That’s not to say smashwords is perfect, though their faults lie in their sudden expansion. Because of the ebook publishing boom, they’ve been flooded with books that have to be processed. This means what once took a week now takes a month. And while I am as impatient as everyone else, I understand. I used to make two covers a month. I was lightning fast. Now I handle twenty or more. I’m not so fast now. If I were to expand and hire someone else to take half or more I could be, just like if smashwords hired a few hundred(or more) people like Amazon has they could be faster. though, frankly, I’m not sure I want them to turn into Amazon junior.
Maybe I am naive and lack the proper business mind set, but smashwords has always felt like “real people” to me, while Amazon is just a corporation. I have no loyalty to Amazon. If someone insults it I don’t feel the desire to defend it. Amazon only wants profits. They use me to get a minuscule amount and I use them back. Childish or not, smashwords feels more like a partner. I want them to succeed because I believe in what they’re doing. I am an indy or self pubbed who proudly does it all myself – just like smashwords does it themselves. We’re on the same wavelength. I expect amazon to screw me over. I trust smadhwords not to. Maybe there’s no room loyalty in business, but frankly that’s not the kind of business I want to be in. That’s why I went Indy in the first place.
Posted by Joleene Naylor on December 11, 2011
Cover via Amazon
We’ve all done it a million times. We finish a great book and loan it to someone else. Maybe it’s a friend, a coworker, or even a spouse. Regardless how close they are to us, there’s a pretty good chance that while we’ll let that paper back out the door, we’re not really interested in loaning them our entire Kindle device.
Amazon has remedied that.
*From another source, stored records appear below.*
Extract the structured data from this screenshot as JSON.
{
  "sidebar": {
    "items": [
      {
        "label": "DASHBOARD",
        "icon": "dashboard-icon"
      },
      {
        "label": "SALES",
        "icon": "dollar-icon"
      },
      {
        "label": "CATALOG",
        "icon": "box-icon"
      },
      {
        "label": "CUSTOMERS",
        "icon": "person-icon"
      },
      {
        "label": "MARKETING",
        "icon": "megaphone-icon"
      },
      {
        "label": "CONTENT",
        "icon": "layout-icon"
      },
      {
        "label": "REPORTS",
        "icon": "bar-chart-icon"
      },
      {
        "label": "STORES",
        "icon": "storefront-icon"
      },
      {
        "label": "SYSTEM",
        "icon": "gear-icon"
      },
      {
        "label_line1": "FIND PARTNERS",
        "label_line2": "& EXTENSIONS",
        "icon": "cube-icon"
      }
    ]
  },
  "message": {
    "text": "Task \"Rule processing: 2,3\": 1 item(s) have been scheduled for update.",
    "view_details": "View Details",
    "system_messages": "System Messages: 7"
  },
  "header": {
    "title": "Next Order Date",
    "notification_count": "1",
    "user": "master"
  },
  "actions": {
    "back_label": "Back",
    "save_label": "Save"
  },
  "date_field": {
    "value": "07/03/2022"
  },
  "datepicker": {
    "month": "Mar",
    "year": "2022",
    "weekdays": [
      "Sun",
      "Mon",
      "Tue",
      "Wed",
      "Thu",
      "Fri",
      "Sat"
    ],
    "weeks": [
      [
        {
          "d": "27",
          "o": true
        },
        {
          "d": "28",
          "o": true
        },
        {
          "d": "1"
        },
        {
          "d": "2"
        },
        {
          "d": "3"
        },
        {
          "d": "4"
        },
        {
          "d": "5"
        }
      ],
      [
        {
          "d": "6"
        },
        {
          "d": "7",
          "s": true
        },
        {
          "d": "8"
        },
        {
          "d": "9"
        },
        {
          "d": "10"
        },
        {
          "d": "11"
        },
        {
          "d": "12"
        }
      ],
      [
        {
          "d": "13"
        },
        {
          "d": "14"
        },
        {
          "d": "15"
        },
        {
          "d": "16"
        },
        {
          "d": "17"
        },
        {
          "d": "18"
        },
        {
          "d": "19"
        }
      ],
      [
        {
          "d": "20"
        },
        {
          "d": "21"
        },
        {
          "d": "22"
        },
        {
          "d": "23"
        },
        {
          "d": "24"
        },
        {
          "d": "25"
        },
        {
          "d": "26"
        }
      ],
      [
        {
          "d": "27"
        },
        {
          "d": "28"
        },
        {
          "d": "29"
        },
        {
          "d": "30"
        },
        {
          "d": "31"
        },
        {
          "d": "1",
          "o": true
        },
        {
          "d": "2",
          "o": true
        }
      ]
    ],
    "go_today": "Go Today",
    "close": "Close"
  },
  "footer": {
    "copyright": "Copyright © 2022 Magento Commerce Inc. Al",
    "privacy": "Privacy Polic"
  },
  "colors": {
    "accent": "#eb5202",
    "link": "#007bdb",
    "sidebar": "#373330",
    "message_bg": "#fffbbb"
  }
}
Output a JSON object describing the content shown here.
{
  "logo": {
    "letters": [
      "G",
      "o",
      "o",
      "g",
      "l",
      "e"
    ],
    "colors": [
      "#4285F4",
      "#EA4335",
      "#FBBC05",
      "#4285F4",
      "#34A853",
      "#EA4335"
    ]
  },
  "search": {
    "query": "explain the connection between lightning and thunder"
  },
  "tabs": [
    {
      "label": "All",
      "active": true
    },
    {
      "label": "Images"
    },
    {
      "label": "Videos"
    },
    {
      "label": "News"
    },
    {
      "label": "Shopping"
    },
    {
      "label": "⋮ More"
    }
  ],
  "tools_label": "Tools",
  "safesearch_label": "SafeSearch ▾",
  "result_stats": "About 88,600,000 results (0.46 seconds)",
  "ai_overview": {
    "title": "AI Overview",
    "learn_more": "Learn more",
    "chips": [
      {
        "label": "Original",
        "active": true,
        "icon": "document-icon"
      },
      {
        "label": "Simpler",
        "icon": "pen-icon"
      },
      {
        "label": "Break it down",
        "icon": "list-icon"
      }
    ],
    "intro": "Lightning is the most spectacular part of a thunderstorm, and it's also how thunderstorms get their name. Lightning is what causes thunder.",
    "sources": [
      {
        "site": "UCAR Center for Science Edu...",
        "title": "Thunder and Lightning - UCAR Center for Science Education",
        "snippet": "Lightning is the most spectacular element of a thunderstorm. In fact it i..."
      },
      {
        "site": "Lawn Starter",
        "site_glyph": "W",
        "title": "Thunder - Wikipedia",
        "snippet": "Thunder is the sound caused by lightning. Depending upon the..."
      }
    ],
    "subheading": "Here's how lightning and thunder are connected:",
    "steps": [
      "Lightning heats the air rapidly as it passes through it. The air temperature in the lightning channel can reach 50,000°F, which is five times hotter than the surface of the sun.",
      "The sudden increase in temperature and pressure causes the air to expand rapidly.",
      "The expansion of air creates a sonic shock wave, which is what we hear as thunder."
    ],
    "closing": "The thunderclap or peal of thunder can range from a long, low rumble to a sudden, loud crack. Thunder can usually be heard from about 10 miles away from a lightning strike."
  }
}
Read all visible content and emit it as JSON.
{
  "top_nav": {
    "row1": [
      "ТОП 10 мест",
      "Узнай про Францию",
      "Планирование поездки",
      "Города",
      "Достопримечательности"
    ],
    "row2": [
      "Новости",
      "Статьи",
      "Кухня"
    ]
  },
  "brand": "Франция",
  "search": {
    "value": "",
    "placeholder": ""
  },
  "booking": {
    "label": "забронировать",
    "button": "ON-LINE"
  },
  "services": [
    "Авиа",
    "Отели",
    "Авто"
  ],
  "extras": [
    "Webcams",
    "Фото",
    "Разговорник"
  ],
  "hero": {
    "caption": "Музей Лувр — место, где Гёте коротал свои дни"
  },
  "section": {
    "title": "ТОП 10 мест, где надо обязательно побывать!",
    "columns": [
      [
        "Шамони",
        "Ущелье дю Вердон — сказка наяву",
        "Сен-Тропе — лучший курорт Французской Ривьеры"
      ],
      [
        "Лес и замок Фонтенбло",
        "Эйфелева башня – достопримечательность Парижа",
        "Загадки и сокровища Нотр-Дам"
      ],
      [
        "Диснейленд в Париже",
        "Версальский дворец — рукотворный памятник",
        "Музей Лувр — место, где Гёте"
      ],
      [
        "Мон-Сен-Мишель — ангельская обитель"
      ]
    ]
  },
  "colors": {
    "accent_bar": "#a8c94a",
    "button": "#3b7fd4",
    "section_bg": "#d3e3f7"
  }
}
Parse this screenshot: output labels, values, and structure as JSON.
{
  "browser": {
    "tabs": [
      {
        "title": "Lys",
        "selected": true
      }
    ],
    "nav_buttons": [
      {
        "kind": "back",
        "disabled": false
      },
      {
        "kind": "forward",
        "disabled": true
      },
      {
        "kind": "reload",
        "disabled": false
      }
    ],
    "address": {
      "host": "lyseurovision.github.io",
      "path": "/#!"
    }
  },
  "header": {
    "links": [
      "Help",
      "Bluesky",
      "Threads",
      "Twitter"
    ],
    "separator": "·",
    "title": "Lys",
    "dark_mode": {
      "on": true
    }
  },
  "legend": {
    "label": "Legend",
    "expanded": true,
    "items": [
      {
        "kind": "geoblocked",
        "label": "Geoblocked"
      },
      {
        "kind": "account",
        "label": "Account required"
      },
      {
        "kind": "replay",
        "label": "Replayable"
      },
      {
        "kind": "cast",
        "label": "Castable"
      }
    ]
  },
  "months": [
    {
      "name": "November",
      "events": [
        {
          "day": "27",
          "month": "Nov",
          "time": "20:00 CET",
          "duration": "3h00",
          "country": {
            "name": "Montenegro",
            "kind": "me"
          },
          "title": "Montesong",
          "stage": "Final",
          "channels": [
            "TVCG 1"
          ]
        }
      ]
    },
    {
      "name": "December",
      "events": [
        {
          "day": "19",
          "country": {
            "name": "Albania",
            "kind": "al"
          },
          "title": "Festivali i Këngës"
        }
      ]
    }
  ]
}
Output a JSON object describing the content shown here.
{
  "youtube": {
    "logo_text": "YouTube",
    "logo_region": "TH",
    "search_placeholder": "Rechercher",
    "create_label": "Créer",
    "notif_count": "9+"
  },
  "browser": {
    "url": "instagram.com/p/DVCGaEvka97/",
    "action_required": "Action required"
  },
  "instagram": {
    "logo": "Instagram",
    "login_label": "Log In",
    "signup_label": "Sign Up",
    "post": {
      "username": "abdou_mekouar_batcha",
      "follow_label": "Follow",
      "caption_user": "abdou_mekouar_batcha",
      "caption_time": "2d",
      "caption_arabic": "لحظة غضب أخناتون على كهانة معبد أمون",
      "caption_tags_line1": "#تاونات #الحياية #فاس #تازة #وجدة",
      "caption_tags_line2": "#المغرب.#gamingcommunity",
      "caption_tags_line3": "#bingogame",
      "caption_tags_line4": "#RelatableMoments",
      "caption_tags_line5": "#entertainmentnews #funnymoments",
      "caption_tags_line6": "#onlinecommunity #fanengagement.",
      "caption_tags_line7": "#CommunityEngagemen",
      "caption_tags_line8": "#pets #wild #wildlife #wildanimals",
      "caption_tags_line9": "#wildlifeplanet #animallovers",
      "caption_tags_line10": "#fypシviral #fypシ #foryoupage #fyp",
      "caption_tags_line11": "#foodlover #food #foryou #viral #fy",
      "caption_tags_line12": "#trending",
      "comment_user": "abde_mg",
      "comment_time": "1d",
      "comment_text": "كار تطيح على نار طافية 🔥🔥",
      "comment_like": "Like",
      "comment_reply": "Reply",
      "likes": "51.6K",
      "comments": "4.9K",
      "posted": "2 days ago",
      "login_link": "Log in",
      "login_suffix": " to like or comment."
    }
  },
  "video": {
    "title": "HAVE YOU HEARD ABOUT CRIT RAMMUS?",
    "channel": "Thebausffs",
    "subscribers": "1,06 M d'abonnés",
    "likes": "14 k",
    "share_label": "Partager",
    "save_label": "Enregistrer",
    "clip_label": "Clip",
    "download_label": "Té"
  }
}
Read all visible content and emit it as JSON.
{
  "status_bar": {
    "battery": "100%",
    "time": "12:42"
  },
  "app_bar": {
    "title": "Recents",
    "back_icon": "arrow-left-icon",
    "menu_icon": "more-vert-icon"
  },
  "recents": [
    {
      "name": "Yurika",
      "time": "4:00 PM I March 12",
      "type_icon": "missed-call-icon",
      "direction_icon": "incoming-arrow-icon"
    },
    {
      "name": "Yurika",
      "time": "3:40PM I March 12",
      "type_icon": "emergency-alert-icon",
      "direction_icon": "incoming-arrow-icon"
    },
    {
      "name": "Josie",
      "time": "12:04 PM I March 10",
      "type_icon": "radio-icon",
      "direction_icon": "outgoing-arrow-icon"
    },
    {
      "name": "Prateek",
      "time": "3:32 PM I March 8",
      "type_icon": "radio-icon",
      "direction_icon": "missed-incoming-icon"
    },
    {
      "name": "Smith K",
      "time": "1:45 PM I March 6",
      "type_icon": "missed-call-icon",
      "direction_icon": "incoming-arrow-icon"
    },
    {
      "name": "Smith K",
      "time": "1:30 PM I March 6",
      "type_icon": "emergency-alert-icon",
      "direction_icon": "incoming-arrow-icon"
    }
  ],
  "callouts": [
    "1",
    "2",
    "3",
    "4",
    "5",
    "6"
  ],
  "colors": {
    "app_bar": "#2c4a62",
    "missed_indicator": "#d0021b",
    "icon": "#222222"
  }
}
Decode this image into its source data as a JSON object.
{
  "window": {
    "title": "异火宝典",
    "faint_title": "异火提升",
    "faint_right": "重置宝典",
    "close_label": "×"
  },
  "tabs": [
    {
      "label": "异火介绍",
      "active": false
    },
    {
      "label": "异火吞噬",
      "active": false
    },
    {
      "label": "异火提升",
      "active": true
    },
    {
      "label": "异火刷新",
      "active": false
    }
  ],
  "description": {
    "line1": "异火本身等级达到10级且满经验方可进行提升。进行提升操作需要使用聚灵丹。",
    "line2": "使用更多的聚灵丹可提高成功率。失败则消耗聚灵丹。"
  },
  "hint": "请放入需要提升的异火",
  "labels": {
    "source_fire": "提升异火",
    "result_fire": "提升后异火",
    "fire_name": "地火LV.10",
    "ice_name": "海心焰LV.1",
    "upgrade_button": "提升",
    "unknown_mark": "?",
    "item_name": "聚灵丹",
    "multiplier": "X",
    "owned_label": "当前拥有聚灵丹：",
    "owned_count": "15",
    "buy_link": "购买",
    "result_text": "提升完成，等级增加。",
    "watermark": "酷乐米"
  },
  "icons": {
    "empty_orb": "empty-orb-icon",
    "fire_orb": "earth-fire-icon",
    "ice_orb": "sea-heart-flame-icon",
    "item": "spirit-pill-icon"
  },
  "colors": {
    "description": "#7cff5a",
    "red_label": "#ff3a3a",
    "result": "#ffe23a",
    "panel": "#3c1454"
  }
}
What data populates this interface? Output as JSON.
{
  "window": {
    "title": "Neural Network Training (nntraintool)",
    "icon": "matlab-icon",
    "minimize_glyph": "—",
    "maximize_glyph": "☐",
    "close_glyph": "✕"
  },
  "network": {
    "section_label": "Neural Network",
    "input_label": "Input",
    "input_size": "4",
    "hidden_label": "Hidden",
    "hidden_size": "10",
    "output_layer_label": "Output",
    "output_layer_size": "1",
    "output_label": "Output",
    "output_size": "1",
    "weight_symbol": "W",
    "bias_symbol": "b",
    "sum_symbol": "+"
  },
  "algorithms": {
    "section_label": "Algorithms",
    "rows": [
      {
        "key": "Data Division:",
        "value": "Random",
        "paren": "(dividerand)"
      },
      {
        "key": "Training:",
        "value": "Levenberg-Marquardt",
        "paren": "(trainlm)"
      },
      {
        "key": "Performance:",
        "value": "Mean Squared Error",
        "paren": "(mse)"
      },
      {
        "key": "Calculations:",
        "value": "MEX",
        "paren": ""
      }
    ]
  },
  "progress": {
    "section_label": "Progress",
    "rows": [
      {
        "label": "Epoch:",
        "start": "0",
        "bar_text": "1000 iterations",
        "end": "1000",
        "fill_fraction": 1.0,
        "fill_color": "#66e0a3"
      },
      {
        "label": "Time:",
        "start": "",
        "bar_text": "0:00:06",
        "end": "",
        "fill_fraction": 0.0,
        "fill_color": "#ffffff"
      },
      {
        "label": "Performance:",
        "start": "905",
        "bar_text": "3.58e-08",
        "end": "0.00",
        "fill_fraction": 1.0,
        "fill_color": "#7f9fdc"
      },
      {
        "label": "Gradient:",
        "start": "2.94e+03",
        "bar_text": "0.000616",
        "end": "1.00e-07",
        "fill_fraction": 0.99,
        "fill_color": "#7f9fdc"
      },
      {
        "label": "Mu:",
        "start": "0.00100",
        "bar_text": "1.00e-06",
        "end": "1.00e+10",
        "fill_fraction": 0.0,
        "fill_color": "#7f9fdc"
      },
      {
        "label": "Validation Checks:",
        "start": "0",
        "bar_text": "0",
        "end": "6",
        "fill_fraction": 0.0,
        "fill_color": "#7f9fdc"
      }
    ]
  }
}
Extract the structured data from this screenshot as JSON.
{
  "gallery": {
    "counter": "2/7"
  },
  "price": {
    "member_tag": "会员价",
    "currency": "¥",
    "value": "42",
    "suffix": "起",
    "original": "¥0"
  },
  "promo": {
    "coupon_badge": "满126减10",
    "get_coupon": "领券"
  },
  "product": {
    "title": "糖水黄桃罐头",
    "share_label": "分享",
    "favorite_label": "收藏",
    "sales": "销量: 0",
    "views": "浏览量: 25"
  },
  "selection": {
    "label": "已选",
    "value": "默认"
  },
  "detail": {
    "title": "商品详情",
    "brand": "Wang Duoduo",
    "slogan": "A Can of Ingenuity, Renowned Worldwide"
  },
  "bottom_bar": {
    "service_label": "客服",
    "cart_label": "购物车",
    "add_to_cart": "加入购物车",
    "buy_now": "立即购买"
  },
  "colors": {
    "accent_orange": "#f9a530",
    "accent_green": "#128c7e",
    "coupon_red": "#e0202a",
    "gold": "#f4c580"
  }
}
The new Kindle book lending feature allows users to lend out digital copies of books they’ve purchased. But, there’s a limit to this; each digital book may only be lent out once, for no more than 14 days, and while it’s on loan the original purchaser can not access it.
By default, all DTP titles are available for lending, but if you’re signed up for the 35% royalty option you can choose to opt your titles out by deselecting the checkbox under “Kindle Book Lending” in the “Rights and Pricing” section of your title. Anyone who purchased your book before you unticked that checkbox can still lend it, however, but new purchasers can’t. Of note, if your book is enrolled in the 70% royalty option then there’s no way to opt out.
Authors won’t receive notifications (right now, anyway) that their books have been loaned, nor will they receive a royalty payment because no book was purchased. But, before you get angry about that, consider this. when you loaned that paper back to your friend/coworker/spouse, did the author know? Did they receive a royalty payment for it? The only difference I see is that Amazon has capped the number and duration of loans.
For more information, visit the Amazon.com Kindle Book Lending FAQ.
Posted by Joleene Naylor on January 23, 2011